Mar nero

Black Sea
Die Reise ans Schwarze Meer
Directed by: 

Angela, a young Romanian who leaves her husband and her country to go to Italy to earn some money, is looking after Gemma, an elderly invalid. The latter has limited mobility, suffers constantly in her joints and from numerous problems due to her old age. Querulous and quick-tempered, she finds Angela’s presence difficult to deal with. Incapable however of managing alone, she is forced to accept assistance, as the only other option is an old people’s home. The recent death of Gemma’s husband Nedo adds to her pain, making her all the more capricious and aggressive. The days go by, and Angela does the shopping, cooking, cleaning. Despite the widow’s difficult personality, she manages to remain calm and sweet-tempered. Over the weeks, the women learn how to live together and bear with one another, even discovering they have several things in common. They go to Florence to lay flowers at Nedo’s grave. A genuine bond develops between the two women, both of whom have had to deal with bereavement; Angela also lost a loved one, her mother, when she was a child. Unfortunately Angela, who is still very much in love with her husband, with whom she hoped to have children, has had no news of him since she left. He seems to have disappeared into thin air. Seeing no reason to remain in Italy and save up for a dream that now seems unlikely, Angela decides to go home to find her partner. Unwilling to understand, and very selfish, Gemma initially stands in her way, but ultimately supports her in this trying time and decides to go with her to Romania.
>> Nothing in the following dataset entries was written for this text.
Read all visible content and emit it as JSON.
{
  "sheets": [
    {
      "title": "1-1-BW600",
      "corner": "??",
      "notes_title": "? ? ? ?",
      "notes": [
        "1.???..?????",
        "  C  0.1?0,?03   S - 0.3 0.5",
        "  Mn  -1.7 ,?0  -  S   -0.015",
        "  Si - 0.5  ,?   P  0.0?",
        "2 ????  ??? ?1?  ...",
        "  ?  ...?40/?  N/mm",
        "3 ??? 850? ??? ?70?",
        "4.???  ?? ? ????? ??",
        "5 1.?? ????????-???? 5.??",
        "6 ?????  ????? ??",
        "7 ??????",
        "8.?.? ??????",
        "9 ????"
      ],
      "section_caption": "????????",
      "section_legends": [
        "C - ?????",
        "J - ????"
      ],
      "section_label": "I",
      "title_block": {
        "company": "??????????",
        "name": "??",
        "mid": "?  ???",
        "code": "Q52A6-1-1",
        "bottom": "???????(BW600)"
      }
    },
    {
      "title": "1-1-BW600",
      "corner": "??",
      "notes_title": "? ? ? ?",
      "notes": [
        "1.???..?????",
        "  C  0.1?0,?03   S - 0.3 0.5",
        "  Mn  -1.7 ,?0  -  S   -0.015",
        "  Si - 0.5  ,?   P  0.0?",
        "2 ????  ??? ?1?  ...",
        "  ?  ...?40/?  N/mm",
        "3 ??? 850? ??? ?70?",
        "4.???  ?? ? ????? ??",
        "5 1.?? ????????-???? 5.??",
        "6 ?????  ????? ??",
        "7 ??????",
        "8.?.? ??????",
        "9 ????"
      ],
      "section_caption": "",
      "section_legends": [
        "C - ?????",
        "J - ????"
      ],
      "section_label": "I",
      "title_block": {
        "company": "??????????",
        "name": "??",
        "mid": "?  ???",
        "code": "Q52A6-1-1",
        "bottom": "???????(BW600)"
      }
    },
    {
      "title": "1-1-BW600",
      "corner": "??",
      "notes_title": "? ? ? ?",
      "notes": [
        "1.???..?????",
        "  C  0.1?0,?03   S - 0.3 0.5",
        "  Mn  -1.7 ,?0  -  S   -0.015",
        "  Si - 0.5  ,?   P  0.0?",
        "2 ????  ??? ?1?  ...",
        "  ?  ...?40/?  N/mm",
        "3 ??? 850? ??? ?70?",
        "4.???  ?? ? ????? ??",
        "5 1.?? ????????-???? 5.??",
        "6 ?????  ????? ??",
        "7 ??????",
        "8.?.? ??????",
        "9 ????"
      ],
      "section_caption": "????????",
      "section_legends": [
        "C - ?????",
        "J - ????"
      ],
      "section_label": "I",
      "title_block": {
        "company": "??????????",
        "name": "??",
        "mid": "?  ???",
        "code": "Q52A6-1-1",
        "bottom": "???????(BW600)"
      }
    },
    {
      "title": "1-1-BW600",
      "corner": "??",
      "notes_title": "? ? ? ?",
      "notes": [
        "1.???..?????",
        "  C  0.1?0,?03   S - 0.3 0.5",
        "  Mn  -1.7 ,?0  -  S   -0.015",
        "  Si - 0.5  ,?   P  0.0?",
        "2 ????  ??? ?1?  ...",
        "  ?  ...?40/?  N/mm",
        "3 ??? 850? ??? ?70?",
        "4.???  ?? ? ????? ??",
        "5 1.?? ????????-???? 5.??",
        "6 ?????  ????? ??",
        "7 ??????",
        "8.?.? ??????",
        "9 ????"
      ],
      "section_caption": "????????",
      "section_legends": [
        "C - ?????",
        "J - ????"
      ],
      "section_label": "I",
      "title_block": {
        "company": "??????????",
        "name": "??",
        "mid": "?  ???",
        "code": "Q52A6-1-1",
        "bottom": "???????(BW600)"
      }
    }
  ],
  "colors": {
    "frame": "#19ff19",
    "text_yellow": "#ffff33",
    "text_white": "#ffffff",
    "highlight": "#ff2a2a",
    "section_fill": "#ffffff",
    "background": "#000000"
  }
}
Shot in both Italy and Romania, constantly moving between the two languages, Mar Nero brings together two generations and two cultures with a touch of poetry, offering a nuanced and sensitive portrayal of the two women.